───── Given information
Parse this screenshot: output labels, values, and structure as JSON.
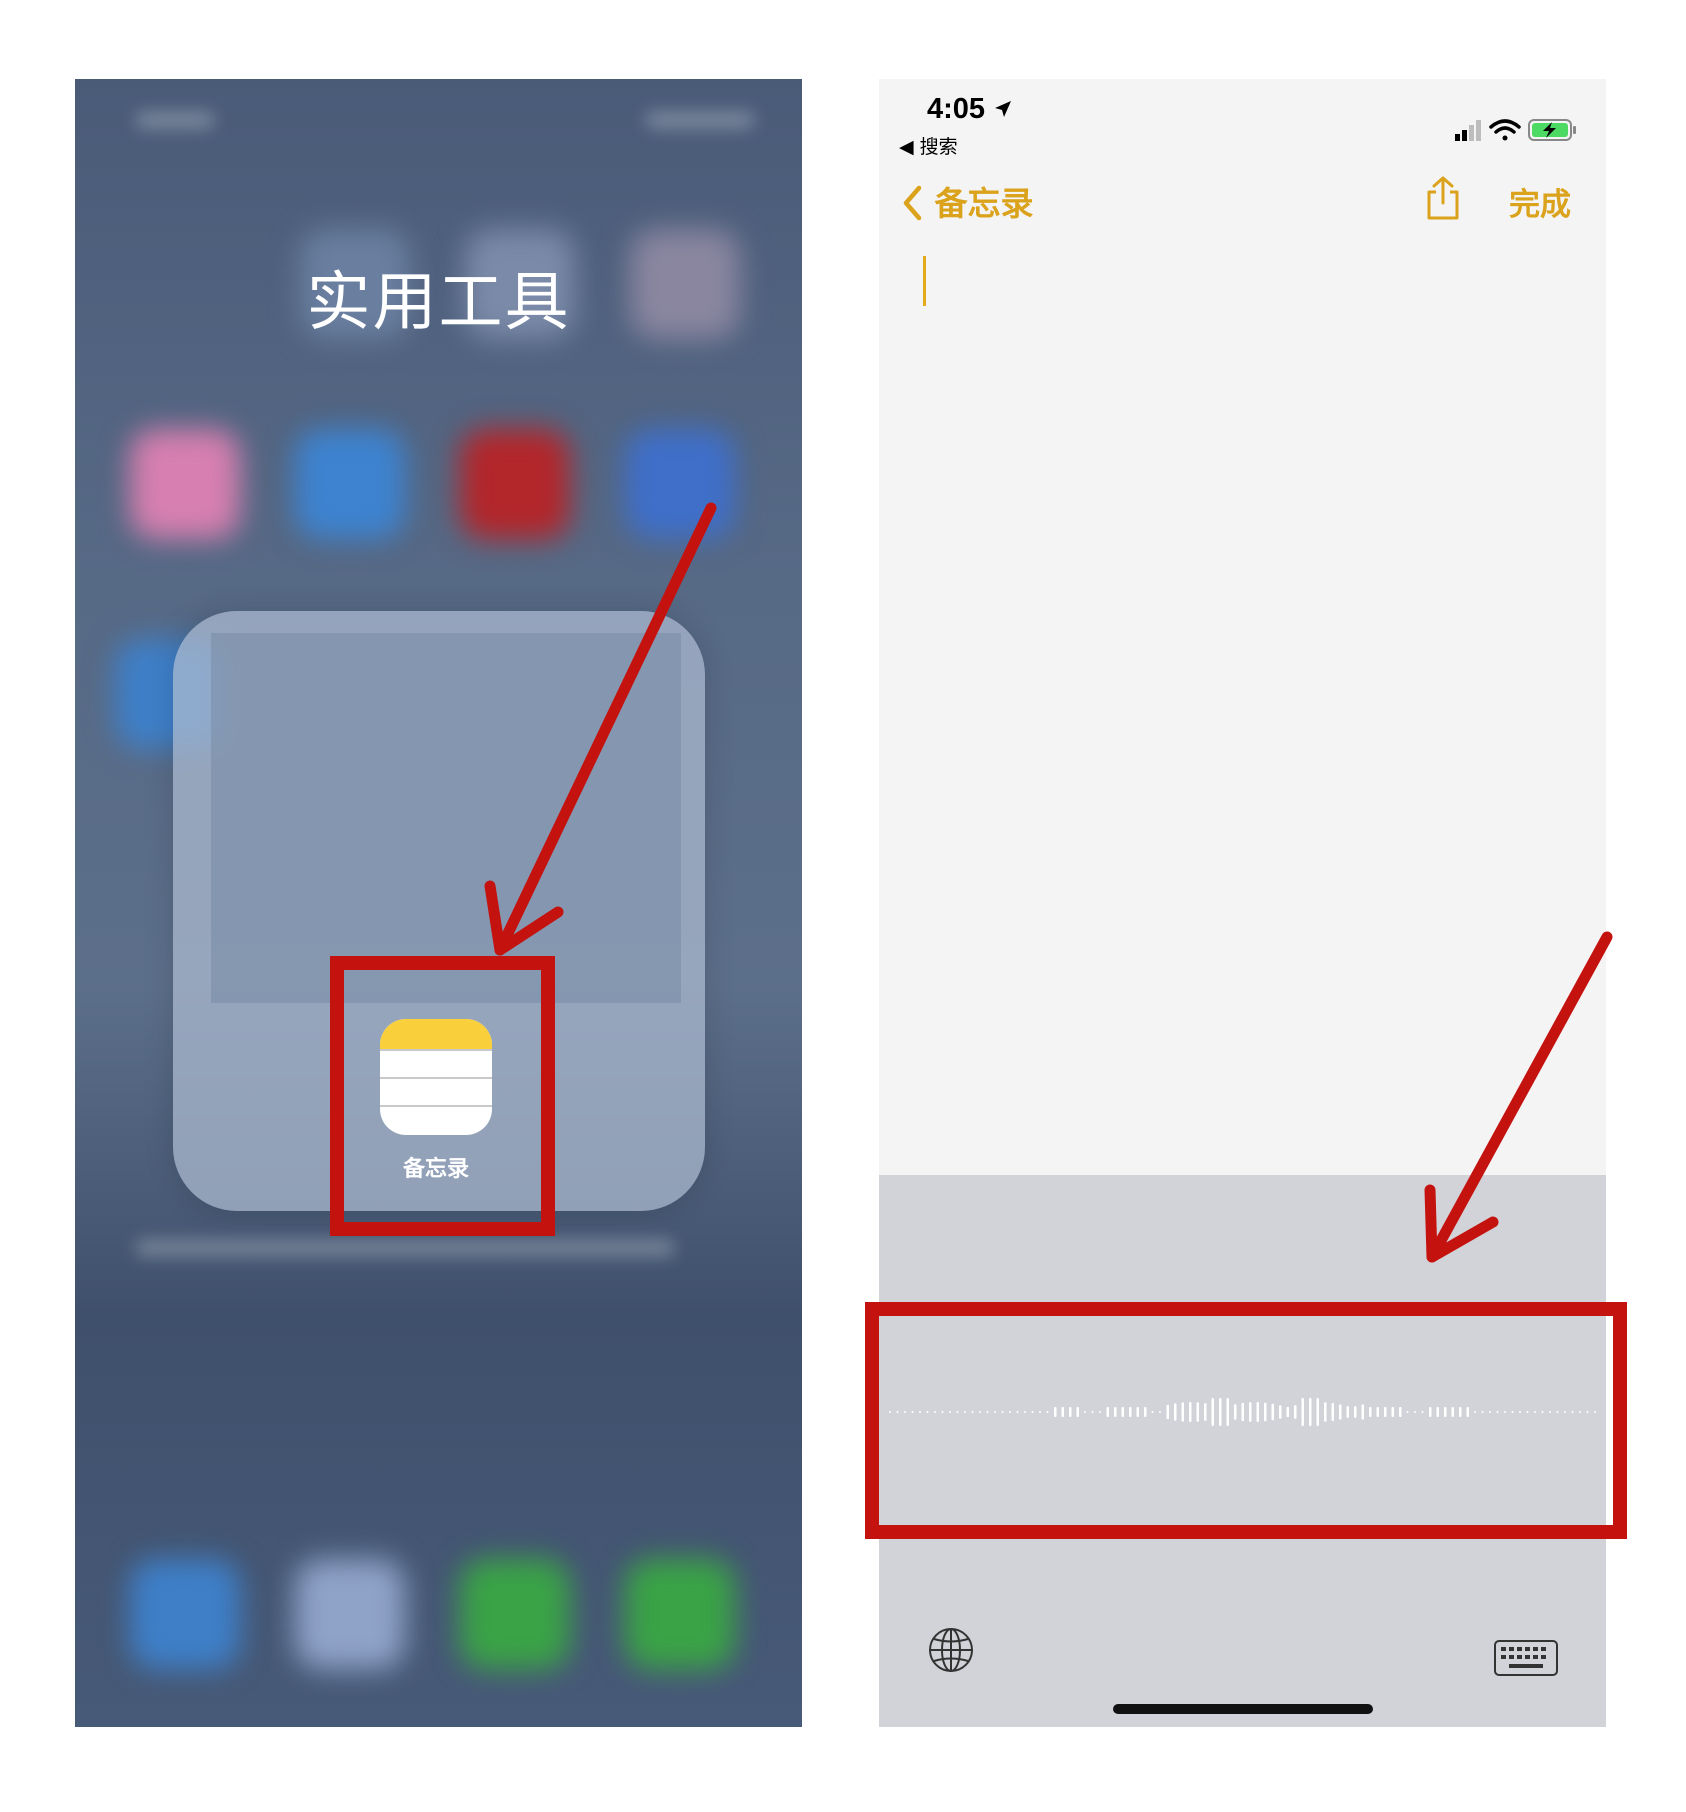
{
  "left_screen": {
    "folder_title": "实用工具",
    "app_label": "备忘录",
    "app_icon": "notes-app-icon"
  },
  "right_screen": {
    "status_time": "4:05",
    "status_back": "◀ 搜索",
    "nav_back_label": "备忘录",
    "nav_done_label": "完成",
    "icons": [
      "location-arrow-icon",
      "cellular-signal-icon",
      "wifi-icon",
      "battery-charging-icon",
      "share-icon",
      "globe-icon",
      "keyboard-icon"
    ]
  },
  "colors": {
    "accent": "#dba21c",
    "annotation_red": "#c4120f",
    "keyboard_bg": "#d2d3d8"
  }
}
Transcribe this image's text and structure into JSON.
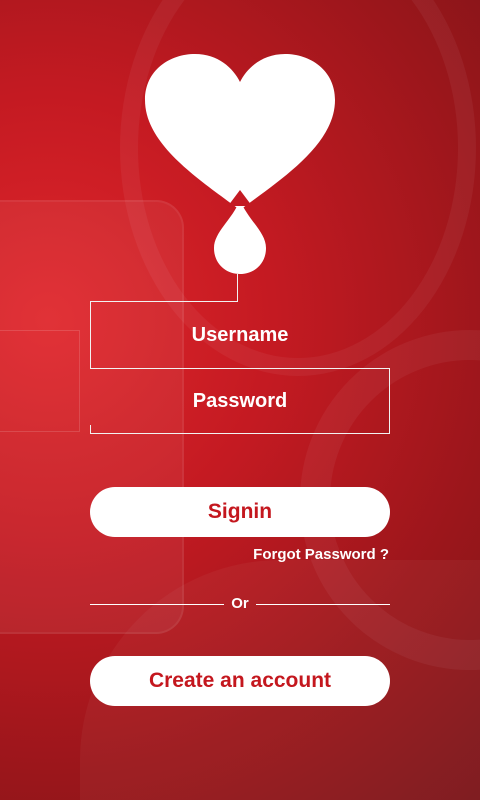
{
  "login": {
    "username_label": "Username",
    "password_label": "Password"
  },
  "actions": {
    "signin_label": "Signin",
    "forgot_label": "Forgot Password ?",
    "divider_label": "Or",
    "create_account_label": "Create an account"
  },
  "colors": {
    "background_primary": "#c41a22",
    "background_dark": "#7a1418",
    "button_background": "#ffffff",
    "button_text": "#c4171e",
    "text": "#ffffff"
  },
  "icons": {
    "logo": "heart-blood-drop-icon"
  }
}
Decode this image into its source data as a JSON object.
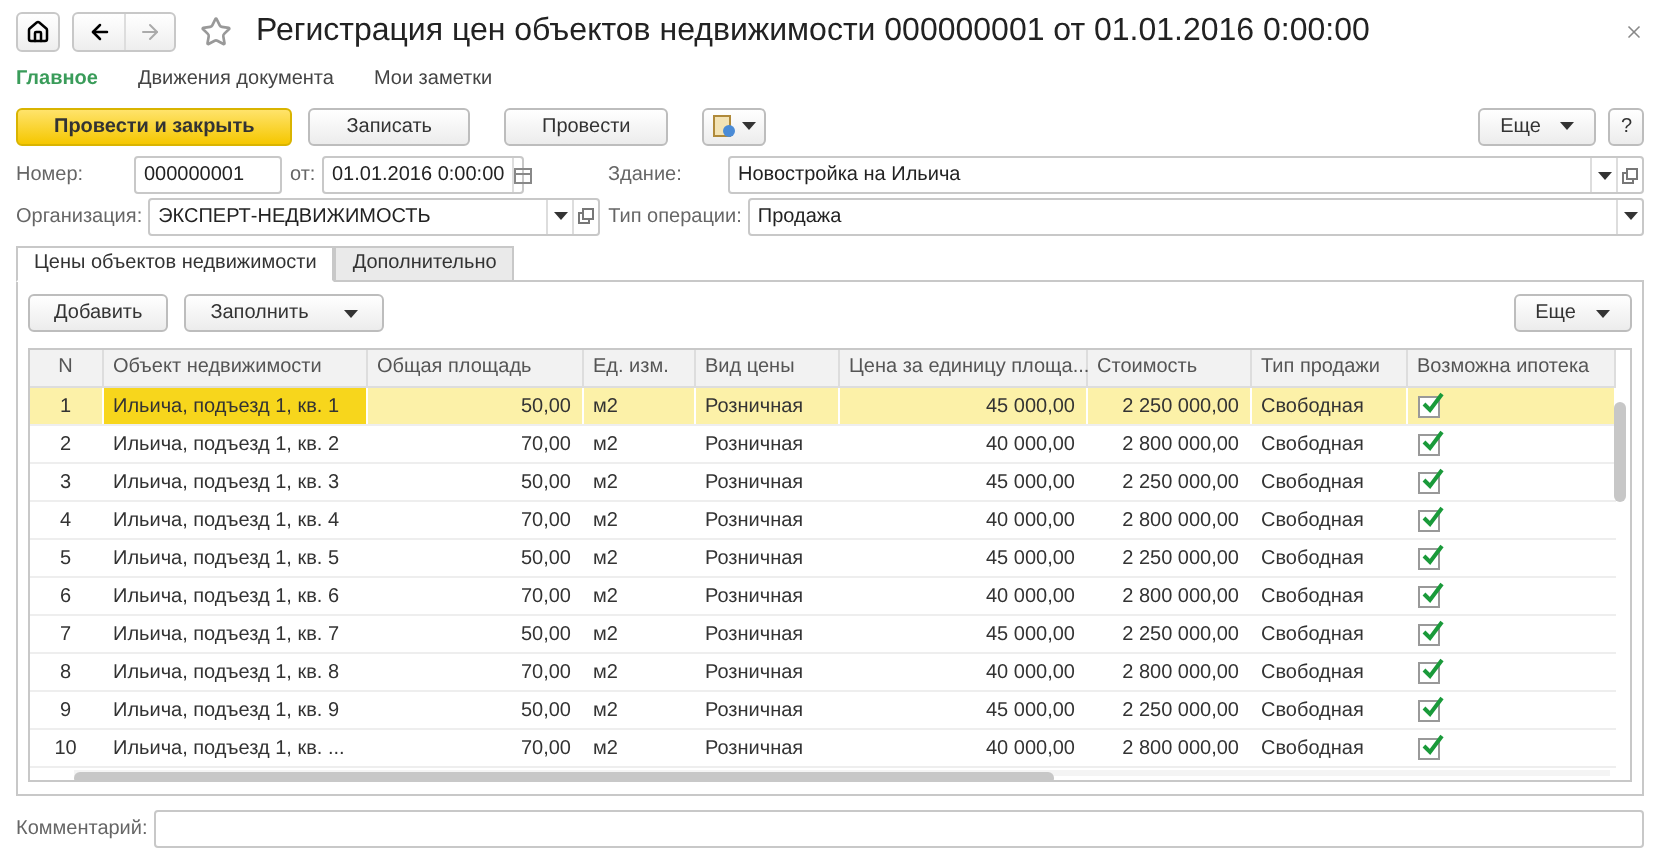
{
  "window": {
    "title": "Регистрация цен объектов недвижимости 000000001 от 01.01.2016 0:00:00"
  },
  "sections": [
    {
      "label": "Главное",
      "selected": true
    },
    {
      "label": "Движения документа",
      "selected": false
    },
    {
      "label": "Мои заметки",
      "selected": false
    }
  ],
  "toolbar": {
    "primary": "Провести и закрыть",
    "buttons": [
      "Записать",
      "Провести"
    ],
    "more": "Еще",
    "help": "?"
  },
  "fields": {
    "number": {
      "label": "Номер:",
      "value": "000000001"
    },
    "date": {
      "label": "от:",
      "value": "01.01.2016  0:00:00"
    },
    "building": {
      "label": "Здание:",
      "value": "Новостройка на Ильича"
    },
    "organization": {
      "label": "Организация:",
      "value": "ЭКСПЕРТ-НЕДВИЖИМОСТЬ"
    },
    "operation": {
      "label": "Тип операции:",
      "value": "Продажа"
    }
  },
  "tabs": [
    {
      "label": "Цены объектов недвижимости",
      "selected": true
    },
    {
      "label": "Дополнительно",
      "selected": false
    }
  ],
  "table_toolbar": {
    "add": "Добавить",
    "fill": "Заполнить",
    "more": "Еще"
  },
  "table": {
    "columns": [
      "N",
      "Объект недвижимости",
      "Общая площадь",
      "Ед. изм.",
      "Вид цены",
      "Цена за единицу площа...",
      "Стоимость",
      "Тип продажи",
      "Возможна ипотека"
    ],
    "rows": [
      {
        "n": "1",
        "object": "Ильича, подъезд 1, кв. 1",
        "area": "50,00",
        "unit": "м2",
        "price_kind": "Розничная",
        "unit_price": "45 000,00",
        "cost": "2 250 000,00",
        "sale_type": "Свободная",
        "mortgage": true,
        "selected": true
      },
      {
        "n": "2",
        "object": "Ильича, подъезд 1, кв. 2",
        "area": "70,00",
        "unit": "м2",
        "price_kind": "Розничная",
        "unit_price": "40 000,00",
        "cost": "2 800 000,00",
        "sale_type": "Свободная",
        "mortgage": true,
        "selected": false
      },
      {
        "n": "3",
        "object": "Ильича, подъезд 1, кв. 3",
        "area": "50,00",
        "unit": "м2",
        "price_kind": "Розничная",
        "unit_price": "45 000,00",
        "cost": "2 250 000,00",
        "sale_type": "Свободная",
        "mortgage": true,
        "selected": false
      },
      {
        "n": "4",
        "object": "Ильича, подъезд 1, кв. 4",
        "area": "70,00",
        "unit": "м2",
        "price_kind": "Розничная",
        "unit_price": "40 000,00",
        "cost": "2 800 000,00",
        "sale_type": "Свободная",
        "mortgage": true,
        "selected": false
      },
      {
        "n": "5",
        "object": "Ильича, подъезд 1, кв. 5",
        "area": "50,00",
        "unit": "м2",
        "price_kind": "Розничная",
        "unit_price": "45 000,00",
        "cost": "2 250 000,00",
        "sale_type": "Свободная",
        "mortgage": true,
        "selected": false
      },
      {
        "n": "6",
        "object": "Ильича, подъезд 1, кв. 6",
        "area": "70,00",
        "unit": "м2",
        "price_kind": "Розничная",
        "unit_price": "40 000,00",
        "cost": "2 800 000,00",
        "sale_type": "Свободная",
        "mortgage": true,
        "selected": false
      },
      {
        "n": "7",
        "object": "Ильича, подъезд 1, кв. 7",
        "area": "50,00",
        "unit": "м2",
        "price_kind": "Розничная",
        "unit_price": "45 000,00",
        "cost": "2 250 000,00",
        "sale_type": "Свободная",
        "mortgage": true,
        "selected": false
      },
      {
        "n": "8",
        "object": "Ильича, подъезд 1, кв. 8",
        "area": "70,00",
        "unit": "м2",
        "price_kind": "Розничная",
        "unit_price": "40 000,00",
        "cost": "2 800 000,00",
        "sale_type": "Свободная",
        "mortgage": true,
        "selected": false
      },
      {
        "n": "9",
        "object": "Ильича, подъезд 1, кв. 9",
        "area": "50,00",
        "unit": "м2",
        "price_kind": "Розничная",
        "unit_price": "45 000,00",
        "cost": "2 250 000,00",
        "sale_type": "Свободная",
        "mortgage": true,
        "selected": false
      },
      {
        "n": "10",
        "object": "Ильича, подъезд 1, кв. ...",
        "area": "70,00",
        "unit": "м2",
        "price_kind": "Розничная",
        "unit_price": "40 000,00",
        "cost": "2 800 000,00",
        "sale_type": "Свободная",
        "mortgage": true,
        "selected": false
      }
    ]
  },
  "comment": {
    "label": "Комментарий:"
  }
}
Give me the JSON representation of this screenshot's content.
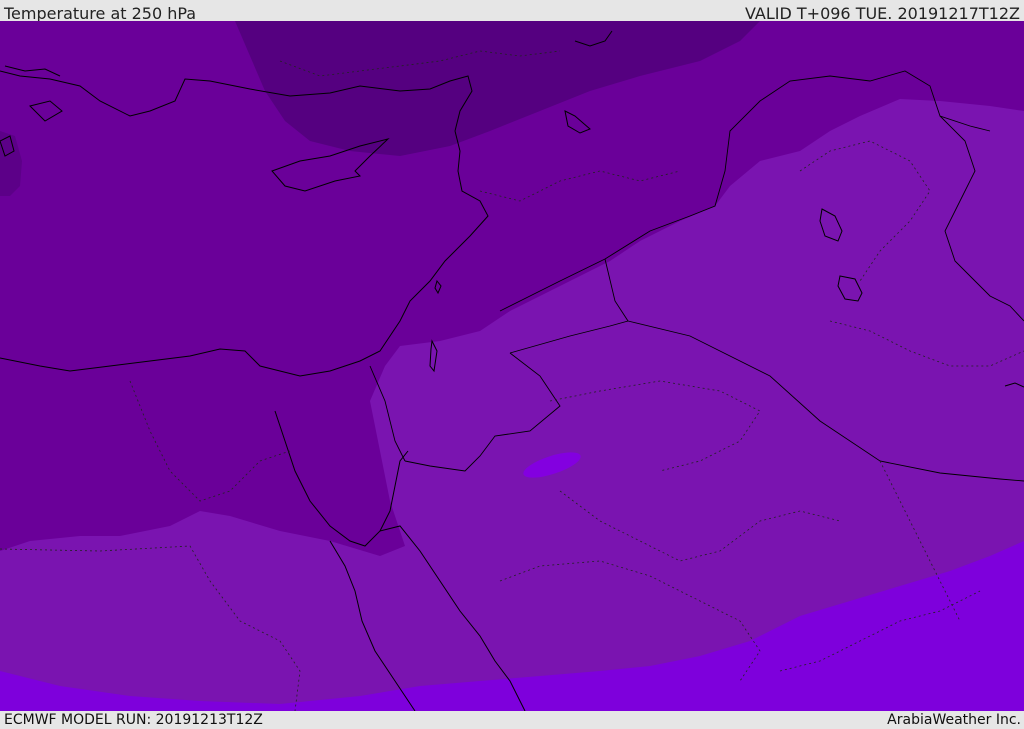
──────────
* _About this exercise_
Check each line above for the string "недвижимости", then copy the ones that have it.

* _Exercise answer_
    "title": "Регистрация цен объектов недвижимости 000000001 от 01.01.2016 0:00:00"
      "label": "Цены объектов недвижимости",
      "Объект недвижимости",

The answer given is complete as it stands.